# EXERCISE PROMPT:
The answer should be one number, the count of lines in the data with "manager".

Dataset records
· · · · · · ·

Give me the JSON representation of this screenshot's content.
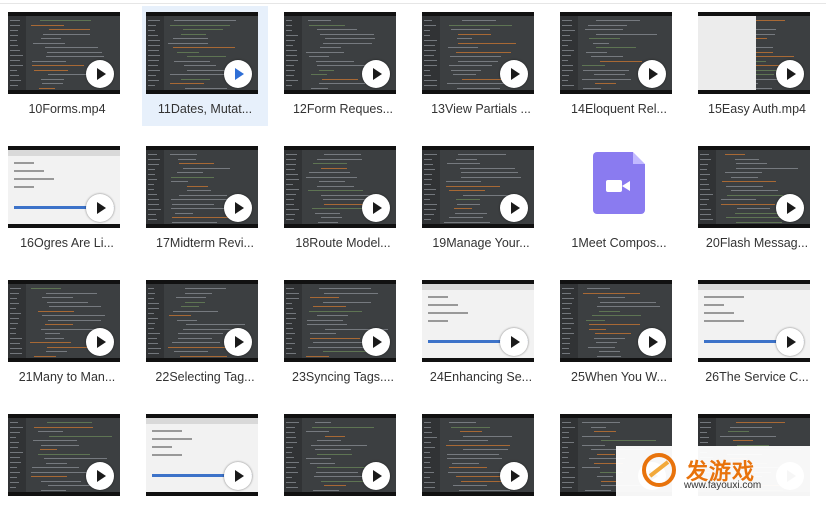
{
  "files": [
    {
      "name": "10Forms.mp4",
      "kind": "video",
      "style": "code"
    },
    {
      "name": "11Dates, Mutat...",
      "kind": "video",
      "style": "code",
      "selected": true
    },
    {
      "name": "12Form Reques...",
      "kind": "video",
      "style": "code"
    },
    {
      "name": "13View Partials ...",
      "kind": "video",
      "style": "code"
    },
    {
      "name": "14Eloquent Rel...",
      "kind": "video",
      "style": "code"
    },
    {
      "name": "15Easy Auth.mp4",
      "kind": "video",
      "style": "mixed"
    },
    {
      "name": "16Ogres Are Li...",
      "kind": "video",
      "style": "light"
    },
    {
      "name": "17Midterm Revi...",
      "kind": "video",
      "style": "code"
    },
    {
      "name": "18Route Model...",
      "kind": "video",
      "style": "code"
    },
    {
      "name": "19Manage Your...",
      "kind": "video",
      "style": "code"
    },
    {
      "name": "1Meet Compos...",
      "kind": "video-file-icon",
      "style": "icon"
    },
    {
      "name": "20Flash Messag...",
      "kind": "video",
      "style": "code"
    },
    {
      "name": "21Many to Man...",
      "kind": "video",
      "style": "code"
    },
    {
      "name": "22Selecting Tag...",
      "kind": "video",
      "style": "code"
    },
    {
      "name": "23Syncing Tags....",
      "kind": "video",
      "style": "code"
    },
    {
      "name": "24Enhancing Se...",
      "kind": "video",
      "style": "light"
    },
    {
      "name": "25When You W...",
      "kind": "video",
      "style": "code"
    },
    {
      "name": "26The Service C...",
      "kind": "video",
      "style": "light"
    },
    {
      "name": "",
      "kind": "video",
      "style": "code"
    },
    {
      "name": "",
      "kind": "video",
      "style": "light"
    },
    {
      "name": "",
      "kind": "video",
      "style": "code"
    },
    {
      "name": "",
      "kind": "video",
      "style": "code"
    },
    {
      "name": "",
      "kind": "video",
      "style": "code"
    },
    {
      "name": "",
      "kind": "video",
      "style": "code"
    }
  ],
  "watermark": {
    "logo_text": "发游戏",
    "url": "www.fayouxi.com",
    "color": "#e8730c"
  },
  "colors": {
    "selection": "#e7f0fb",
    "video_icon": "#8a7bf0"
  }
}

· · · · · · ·

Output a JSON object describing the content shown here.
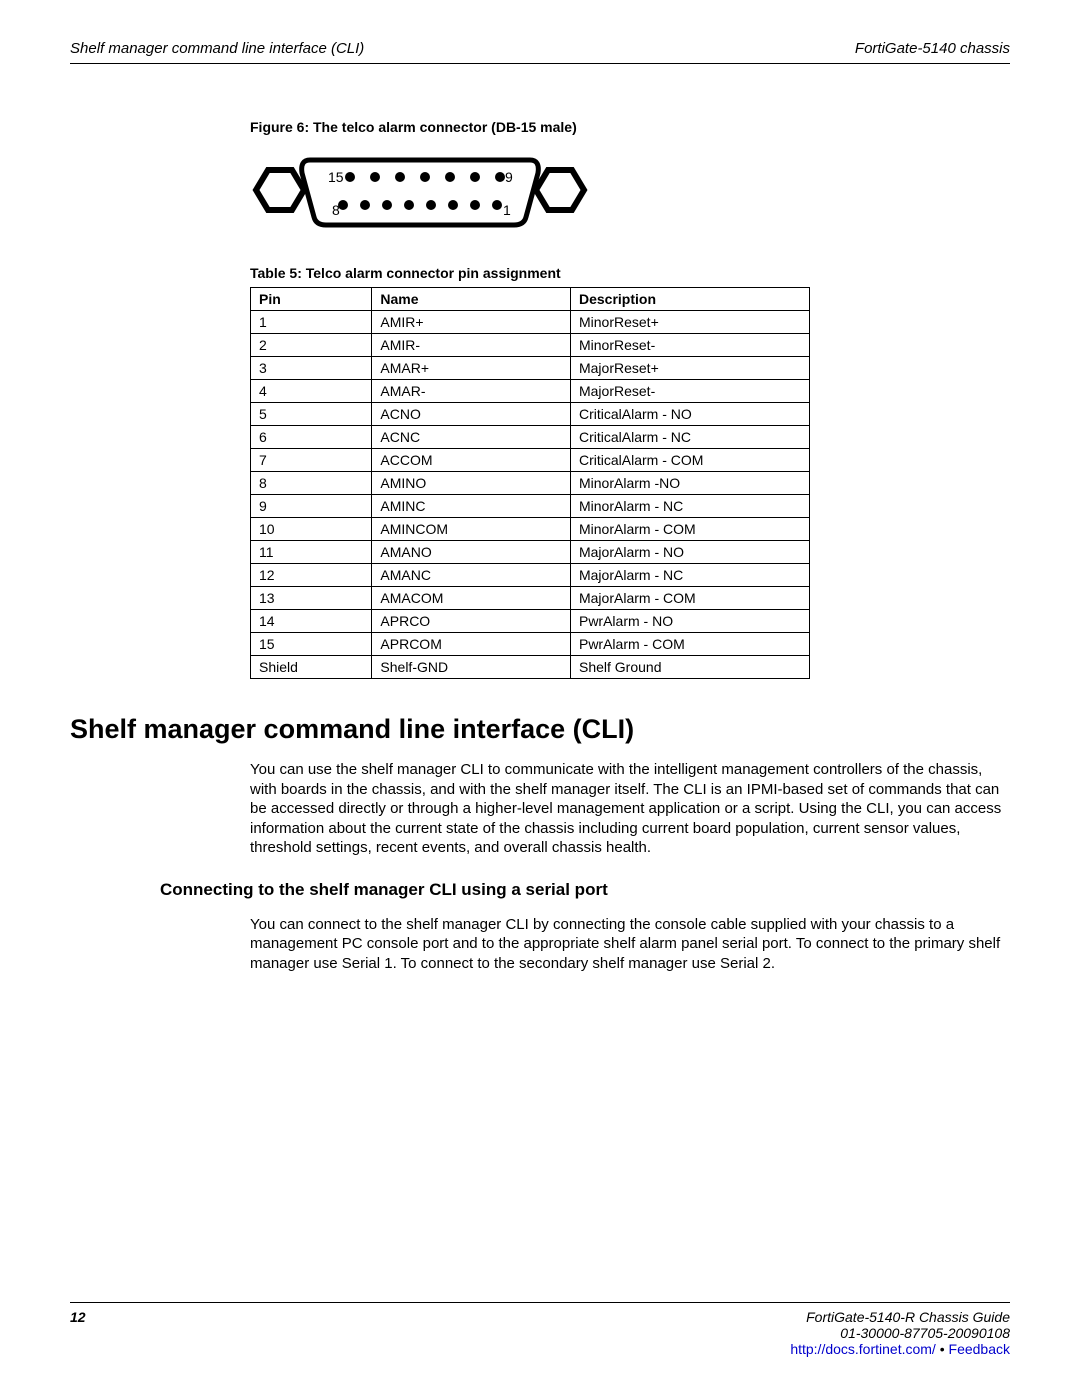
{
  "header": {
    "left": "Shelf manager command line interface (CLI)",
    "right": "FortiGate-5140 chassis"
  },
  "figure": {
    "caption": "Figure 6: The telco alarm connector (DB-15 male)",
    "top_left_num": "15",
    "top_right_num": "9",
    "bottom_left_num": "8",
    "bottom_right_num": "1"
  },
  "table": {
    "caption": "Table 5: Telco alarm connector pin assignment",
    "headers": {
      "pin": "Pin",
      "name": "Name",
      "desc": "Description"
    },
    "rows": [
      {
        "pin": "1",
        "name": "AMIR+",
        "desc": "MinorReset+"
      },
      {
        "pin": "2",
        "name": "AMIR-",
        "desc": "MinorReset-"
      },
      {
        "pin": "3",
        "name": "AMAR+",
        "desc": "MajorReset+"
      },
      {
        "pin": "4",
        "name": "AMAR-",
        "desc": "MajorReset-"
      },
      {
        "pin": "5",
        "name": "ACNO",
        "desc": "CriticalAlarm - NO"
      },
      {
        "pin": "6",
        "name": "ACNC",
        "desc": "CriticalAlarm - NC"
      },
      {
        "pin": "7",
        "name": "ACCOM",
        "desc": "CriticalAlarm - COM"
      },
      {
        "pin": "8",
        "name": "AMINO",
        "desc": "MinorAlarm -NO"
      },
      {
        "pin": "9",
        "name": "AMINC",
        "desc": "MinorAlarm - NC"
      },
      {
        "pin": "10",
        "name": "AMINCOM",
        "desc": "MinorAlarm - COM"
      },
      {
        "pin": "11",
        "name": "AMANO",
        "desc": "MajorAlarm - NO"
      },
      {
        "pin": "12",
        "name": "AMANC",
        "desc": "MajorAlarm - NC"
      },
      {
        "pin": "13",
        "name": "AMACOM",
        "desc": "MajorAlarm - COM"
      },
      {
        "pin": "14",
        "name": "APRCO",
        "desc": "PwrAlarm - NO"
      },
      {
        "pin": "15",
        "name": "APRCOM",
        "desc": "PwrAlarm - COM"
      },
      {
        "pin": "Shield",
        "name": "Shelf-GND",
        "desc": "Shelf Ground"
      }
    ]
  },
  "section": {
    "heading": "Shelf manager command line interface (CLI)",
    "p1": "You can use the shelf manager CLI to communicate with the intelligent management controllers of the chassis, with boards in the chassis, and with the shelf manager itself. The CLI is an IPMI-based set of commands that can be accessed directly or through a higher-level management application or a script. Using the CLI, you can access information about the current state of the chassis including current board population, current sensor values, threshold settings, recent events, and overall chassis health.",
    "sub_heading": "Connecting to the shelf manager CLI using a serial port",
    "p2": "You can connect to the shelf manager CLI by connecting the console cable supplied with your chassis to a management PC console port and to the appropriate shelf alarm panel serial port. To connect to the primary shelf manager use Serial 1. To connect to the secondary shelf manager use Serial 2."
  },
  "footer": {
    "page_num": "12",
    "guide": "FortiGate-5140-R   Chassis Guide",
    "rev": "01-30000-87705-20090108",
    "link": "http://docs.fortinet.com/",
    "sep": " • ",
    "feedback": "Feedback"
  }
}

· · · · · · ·

# REPLY:
5